When it comes to medicines, you may already know how essential it is to exactly follow the instructions of your healthcare provider or directions on over-the-counter (OTC) Drug Facts labels. But you may be overlooking some habits or beliefs that can keep you from getting the full benefit of your medicines or cause you to risk your health and safety. See if any of these common medicine missteps apply to you.
Misstep: Keeping medicines in your bathroom medicine cabinet. The irony of a “medicine cabinet” is that it is the worst place to keep pills because the heat and humidity from bathing can speed up deterioration and make medicines less effective. Medicines should be kept in a cool, dry, and secure area, up and out of reach of children.

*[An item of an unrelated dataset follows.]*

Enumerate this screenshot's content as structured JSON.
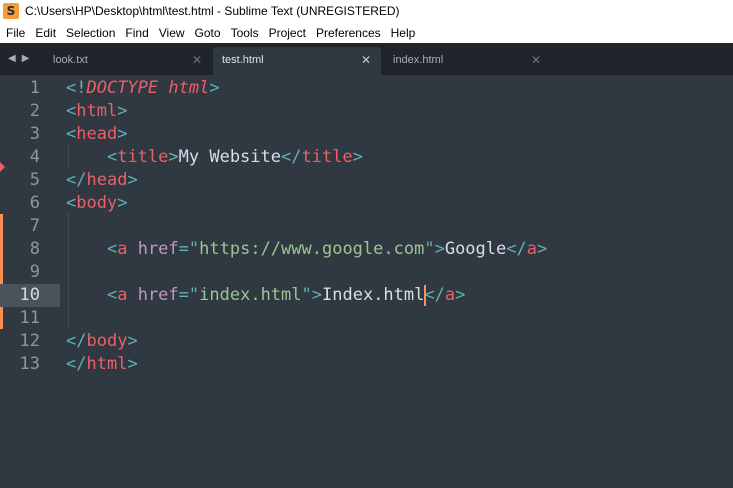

Misstep: Basing a child’s dose of an OTC medicine on the child’s age, not weight. Children metabolize (break down and absorb) medicine differently based on their weight, not age. So, weight-based dosing is more accurate than age-based dosing. This is especially important for children who are overweight or underweight for their age. Your child may be in the upper percentiles for weight for his age and need more medicine than a child on the thinner side. Always ask your child’s doctor or pharmacist about the proper dose of an OTC medicine if your child’s weight is higher or lower than what’s listed for the corresponding age category on the label. Your child’s doctor will factor in your child’s weight when prescribing medicines.
Misstep: Taking daily low-dose aspirin at the same time you take daily ibuprofen or naproxen. Low-dose aspirin (81 mg) can help protect the heart from clots because it reduces the clumping of platelets that can block an artery. This effect happens because aspirin “sticks” to an enzyme called cyclooxygenase. Ibuprofen and naproxen also stick to cyclooxygenase. If they get to the enzyme first, there is no room left for the aspirin to adhere. If you only take ibuprofen or naproxen occasionally, it does not cause a problem. But if you take them regularly, take your aspirin at least 30 minutes before or 8 hours after taking ibuprofen or naproxen.